**DATA PROVIDED:**
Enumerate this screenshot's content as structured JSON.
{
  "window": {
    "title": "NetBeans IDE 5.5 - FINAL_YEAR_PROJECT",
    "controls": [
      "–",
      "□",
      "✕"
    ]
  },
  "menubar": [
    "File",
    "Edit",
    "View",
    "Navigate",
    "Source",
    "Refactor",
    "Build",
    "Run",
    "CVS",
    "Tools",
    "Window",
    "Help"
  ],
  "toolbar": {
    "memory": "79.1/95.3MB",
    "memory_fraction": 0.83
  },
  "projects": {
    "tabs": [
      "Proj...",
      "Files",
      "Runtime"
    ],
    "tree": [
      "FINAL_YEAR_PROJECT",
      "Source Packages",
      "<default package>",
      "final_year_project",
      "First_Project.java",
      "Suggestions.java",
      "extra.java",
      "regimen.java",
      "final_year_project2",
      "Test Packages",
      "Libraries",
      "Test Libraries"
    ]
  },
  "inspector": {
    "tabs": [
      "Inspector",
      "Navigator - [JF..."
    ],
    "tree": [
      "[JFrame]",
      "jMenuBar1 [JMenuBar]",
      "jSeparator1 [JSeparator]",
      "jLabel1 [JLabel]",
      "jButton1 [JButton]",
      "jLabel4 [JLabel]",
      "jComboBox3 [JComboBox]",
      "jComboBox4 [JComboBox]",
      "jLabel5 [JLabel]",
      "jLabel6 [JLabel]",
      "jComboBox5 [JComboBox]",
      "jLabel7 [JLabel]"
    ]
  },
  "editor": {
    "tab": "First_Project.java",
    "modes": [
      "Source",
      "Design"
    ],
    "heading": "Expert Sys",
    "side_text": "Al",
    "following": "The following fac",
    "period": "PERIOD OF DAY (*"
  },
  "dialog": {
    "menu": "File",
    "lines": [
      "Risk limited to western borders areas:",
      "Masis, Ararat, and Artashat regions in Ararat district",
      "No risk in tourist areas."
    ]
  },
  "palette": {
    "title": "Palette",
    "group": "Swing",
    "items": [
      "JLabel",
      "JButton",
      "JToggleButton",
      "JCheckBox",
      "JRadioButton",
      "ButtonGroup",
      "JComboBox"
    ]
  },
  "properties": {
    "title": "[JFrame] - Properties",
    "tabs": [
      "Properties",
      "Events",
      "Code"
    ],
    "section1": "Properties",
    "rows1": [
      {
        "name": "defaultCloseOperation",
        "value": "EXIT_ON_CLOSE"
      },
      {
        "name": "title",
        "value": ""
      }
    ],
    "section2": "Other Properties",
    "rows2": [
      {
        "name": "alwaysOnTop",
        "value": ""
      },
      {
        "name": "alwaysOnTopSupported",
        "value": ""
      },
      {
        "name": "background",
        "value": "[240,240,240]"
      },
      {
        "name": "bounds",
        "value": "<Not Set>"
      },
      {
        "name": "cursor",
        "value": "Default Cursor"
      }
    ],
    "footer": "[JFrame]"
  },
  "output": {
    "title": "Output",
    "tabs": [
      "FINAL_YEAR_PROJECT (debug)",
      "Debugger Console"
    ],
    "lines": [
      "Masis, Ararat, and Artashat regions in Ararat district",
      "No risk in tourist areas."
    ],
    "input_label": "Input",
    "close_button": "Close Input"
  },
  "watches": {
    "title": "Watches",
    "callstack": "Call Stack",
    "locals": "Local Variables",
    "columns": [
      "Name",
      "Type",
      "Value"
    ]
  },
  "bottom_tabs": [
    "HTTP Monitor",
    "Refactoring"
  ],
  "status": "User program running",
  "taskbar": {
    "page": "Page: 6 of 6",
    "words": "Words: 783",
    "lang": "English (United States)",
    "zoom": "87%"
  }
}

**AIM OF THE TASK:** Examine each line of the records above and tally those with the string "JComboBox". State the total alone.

**WRITTEN RESPONSE:** 4